(Page and application data records)
◆ ◆ ◆ ◆ ◆
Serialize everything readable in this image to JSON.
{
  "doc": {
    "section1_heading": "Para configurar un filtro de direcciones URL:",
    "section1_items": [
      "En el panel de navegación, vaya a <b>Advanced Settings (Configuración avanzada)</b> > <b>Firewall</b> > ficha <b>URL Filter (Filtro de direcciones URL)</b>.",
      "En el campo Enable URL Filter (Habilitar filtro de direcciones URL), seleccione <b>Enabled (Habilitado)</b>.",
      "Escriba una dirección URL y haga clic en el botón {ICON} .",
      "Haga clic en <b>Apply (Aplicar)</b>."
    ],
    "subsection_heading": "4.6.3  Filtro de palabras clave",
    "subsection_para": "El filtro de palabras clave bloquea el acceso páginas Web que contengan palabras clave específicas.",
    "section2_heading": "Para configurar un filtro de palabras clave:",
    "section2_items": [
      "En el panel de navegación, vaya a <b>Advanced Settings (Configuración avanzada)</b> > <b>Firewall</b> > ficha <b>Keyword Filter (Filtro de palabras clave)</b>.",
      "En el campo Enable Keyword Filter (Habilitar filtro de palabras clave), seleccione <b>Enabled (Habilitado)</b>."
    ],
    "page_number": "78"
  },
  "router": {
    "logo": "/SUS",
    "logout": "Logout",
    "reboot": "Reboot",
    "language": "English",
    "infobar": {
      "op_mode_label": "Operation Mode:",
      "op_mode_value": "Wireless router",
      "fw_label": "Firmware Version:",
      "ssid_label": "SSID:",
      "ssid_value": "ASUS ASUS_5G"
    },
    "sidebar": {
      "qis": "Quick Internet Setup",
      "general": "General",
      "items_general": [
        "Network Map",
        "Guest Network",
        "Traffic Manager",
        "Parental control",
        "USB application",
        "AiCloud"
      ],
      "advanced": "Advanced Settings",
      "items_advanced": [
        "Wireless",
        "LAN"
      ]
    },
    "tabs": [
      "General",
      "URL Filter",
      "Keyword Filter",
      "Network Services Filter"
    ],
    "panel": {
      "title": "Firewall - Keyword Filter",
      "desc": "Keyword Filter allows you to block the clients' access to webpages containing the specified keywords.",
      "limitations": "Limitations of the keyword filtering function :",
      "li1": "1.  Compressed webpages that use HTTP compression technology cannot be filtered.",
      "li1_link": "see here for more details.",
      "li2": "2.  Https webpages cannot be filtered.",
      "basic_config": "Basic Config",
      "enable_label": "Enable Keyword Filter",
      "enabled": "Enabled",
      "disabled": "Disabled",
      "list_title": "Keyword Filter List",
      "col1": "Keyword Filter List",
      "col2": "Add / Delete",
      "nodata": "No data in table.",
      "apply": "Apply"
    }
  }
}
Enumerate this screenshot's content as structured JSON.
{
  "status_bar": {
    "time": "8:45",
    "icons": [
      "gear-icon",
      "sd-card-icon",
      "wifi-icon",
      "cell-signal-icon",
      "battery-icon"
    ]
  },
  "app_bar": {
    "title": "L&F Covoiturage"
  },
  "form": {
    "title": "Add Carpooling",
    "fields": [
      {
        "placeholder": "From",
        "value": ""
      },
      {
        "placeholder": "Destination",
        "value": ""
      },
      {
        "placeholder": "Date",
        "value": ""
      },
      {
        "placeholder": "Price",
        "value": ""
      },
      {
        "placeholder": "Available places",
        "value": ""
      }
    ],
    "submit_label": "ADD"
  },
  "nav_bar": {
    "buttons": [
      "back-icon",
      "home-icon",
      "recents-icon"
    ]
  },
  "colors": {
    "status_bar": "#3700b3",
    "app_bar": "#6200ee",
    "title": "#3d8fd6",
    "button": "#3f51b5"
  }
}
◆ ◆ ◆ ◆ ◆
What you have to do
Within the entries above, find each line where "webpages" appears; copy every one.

Task solution
      "desc": "Keyword Filter allows you to block the clients' access to webpages containing the specified keywords.",
      "li1": "1.  Compressed webpages that use HTTP compression technology cannot be filtered.",
      "li2": "2.  Https webpages cannot be filtered.",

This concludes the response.